“We could leave it up here,” Miss Marlende countered. She looked up again at the bulk of the craft looming over them. Her brows drew together in concern. “But perhaps it wouldn’t be ideal. If it really has stopped moving, it could disrupt the aether current even further.”
“When I finish my calculations, we’ll know,” the Professor said, somewhat darkly.
They watched while Dr Marlende, Lord Engal, Cobbier, and Mikel got their packs on and readied themselves for the climb. Miss Marlende said, “Just be careful.”
Dr Marlende kissed her cheek. “If all goes well, we’ll report within the hour.”
“If all goes well?” Miss Marlende repeated.
“Well, the crew may in fact be alive and aboard and studiously ignoring our attempts to contact them, and may order us – or chase us – off the vessel as soon as they lay eyes on us,” Dr Marlende said. “But somehow, I doubt it.”
Emilie did, too. There was something ominous about the giant aether-sailer’s silence.
Dr Marlende started up the ladder first, followed by Lord Engal, Mikel, and then Cobbier. Emilie and the others watched until they reached the platform and one by one disappeared through the door.
“Are any of them armed?” Professor Abindon asked.
“My father and Lord Engal are, as am I,” Miss Marlende said. “Though it’s more because of the trouble with Lord Ivers than anything we expected to encounter out here.”

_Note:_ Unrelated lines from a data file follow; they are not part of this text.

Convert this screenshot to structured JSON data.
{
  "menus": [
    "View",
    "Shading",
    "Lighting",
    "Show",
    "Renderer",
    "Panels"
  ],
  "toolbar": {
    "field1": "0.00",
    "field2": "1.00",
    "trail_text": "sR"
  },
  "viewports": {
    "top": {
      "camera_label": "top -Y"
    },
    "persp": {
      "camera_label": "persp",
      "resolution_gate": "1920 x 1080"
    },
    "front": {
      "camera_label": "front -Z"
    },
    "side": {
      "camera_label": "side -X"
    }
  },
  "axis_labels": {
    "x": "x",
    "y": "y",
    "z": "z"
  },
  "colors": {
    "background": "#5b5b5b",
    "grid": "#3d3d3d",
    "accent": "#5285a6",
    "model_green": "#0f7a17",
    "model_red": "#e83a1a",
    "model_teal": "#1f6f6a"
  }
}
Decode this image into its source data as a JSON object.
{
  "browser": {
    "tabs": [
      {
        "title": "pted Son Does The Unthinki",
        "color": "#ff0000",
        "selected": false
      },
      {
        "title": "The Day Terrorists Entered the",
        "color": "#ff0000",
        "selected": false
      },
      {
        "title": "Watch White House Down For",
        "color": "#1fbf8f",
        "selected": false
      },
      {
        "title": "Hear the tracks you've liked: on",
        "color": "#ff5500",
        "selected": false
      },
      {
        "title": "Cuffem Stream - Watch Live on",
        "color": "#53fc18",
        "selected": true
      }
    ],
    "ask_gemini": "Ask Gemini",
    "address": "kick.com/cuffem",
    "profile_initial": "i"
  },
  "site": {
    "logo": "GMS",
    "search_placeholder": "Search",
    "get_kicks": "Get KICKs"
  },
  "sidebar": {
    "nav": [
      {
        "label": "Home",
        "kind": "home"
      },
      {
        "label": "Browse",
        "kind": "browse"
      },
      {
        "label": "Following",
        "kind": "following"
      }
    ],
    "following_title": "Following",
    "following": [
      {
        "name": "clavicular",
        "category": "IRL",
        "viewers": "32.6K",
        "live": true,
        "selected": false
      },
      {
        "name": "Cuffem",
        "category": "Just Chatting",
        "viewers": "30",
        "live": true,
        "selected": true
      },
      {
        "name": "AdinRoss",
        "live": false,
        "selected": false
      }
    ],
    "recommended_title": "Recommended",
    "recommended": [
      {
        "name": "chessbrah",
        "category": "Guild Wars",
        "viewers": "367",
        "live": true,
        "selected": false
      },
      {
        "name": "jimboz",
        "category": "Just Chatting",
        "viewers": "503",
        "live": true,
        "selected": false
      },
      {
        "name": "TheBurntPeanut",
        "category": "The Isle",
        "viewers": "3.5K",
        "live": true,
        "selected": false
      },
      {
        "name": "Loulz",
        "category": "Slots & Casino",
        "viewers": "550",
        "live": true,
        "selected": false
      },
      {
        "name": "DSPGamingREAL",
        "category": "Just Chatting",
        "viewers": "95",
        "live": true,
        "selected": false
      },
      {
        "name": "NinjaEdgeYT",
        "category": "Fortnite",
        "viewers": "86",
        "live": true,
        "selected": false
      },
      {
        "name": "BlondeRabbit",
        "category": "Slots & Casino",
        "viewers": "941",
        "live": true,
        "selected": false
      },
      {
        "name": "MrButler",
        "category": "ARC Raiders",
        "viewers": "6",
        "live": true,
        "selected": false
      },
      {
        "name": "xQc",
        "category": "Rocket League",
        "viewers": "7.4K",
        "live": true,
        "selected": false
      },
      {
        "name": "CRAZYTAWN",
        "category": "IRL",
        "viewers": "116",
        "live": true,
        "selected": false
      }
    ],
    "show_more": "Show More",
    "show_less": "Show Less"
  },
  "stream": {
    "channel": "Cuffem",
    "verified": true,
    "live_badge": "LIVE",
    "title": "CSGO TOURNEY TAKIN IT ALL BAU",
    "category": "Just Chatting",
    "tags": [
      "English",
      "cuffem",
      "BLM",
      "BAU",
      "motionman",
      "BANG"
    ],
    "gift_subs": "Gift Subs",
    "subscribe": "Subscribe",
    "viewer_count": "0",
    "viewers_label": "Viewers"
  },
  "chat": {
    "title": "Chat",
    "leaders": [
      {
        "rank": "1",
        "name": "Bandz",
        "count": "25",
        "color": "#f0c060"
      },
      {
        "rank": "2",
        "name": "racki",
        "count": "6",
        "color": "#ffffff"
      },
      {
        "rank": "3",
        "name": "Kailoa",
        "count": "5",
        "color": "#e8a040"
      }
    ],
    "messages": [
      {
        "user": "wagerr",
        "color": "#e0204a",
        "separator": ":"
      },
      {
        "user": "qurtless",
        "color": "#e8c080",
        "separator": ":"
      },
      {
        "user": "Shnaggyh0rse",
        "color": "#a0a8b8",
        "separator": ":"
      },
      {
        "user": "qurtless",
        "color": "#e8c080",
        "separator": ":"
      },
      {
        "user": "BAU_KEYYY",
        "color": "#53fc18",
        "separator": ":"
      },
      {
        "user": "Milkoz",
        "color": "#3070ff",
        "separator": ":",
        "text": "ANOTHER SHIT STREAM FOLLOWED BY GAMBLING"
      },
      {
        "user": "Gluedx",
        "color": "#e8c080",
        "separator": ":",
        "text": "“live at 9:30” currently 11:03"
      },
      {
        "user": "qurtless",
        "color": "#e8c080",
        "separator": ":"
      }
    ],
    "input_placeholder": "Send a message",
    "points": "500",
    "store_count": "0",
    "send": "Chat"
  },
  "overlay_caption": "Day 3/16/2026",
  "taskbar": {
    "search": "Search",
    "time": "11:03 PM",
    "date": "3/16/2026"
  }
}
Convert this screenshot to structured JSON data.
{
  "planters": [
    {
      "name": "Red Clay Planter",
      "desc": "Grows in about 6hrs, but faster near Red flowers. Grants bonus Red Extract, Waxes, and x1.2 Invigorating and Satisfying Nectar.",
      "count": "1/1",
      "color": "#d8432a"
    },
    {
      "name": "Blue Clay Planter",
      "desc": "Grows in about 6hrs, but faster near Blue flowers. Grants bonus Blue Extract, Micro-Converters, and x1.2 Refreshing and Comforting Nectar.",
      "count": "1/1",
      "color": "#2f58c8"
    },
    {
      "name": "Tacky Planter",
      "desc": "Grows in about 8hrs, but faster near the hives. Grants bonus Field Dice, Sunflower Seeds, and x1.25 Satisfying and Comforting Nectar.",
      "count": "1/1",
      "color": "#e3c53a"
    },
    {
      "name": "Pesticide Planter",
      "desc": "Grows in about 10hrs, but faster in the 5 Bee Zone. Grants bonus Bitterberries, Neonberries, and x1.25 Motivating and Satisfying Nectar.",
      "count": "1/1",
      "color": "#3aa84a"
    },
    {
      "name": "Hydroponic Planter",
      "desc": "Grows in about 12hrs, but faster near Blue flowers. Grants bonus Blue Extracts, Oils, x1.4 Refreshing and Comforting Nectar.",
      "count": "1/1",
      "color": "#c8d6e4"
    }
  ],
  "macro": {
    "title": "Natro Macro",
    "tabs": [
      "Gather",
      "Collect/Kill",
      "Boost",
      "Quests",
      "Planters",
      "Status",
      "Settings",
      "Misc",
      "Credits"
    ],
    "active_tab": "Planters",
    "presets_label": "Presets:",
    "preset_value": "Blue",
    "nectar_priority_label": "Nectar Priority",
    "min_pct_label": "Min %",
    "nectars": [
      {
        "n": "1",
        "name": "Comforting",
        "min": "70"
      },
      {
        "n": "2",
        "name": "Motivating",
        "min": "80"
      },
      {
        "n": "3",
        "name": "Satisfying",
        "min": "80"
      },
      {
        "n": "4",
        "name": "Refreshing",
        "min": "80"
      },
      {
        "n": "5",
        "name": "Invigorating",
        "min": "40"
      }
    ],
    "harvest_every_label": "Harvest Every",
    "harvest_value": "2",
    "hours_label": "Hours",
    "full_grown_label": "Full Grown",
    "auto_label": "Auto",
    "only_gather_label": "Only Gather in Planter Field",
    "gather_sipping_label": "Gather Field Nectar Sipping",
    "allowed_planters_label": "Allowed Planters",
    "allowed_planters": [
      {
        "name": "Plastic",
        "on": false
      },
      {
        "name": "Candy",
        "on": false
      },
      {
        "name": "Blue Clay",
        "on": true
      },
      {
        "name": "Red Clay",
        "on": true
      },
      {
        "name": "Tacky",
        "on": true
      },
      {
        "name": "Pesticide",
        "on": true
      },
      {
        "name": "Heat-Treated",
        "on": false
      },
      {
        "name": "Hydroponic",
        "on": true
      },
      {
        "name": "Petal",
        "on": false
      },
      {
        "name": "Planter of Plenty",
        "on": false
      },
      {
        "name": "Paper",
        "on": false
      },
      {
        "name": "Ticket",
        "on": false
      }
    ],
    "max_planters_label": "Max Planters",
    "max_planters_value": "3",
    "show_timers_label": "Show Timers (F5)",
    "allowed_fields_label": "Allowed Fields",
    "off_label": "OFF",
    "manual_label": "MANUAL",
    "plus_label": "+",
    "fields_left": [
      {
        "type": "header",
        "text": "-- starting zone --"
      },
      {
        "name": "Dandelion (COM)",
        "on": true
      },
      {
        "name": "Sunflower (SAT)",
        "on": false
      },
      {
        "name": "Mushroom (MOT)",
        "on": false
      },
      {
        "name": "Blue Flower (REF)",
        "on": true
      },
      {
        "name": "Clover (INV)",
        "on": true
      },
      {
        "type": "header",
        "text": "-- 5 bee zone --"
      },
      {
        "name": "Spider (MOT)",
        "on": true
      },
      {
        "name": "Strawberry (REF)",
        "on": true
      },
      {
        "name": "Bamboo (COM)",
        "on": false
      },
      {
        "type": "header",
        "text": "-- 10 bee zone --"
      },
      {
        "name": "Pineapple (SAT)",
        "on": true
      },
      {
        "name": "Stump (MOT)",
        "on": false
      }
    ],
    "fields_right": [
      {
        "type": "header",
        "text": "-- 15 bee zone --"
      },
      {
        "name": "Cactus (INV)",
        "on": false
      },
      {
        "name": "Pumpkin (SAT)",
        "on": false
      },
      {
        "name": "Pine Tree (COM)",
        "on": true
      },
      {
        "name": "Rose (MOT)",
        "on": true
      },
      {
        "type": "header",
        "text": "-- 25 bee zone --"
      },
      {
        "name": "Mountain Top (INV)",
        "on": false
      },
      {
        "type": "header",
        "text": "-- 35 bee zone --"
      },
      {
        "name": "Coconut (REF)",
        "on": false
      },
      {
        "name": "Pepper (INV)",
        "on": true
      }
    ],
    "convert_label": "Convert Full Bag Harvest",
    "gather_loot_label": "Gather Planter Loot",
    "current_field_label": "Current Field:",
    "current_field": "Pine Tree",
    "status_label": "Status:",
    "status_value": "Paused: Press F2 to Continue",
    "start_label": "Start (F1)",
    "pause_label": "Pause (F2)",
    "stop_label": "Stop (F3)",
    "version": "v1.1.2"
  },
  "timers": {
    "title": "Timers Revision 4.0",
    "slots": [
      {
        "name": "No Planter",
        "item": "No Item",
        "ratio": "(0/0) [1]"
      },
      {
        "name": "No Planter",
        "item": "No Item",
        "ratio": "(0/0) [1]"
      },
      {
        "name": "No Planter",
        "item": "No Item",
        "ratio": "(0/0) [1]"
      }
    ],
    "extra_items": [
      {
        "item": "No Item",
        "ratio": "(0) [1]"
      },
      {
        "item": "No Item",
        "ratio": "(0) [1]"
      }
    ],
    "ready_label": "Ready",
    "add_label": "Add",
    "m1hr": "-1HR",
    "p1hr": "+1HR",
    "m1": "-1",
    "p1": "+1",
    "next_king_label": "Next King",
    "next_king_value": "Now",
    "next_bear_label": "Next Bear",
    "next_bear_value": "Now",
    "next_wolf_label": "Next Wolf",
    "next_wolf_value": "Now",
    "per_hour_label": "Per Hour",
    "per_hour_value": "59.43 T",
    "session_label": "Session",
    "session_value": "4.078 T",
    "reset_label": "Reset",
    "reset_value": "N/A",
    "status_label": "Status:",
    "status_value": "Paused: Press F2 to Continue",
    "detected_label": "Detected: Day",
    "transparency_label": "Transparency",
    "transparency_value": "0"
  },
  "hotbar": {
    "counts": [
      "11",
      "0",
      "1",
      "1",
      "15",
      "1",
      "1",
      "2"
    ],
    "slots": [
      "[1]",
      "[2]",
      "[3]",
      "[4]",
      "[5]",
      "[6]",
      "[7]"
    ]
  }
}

“Hmm,” Professor Abindon said, and stepped back into the airship. It was not a very reassuring “hmm”, Emilie thought.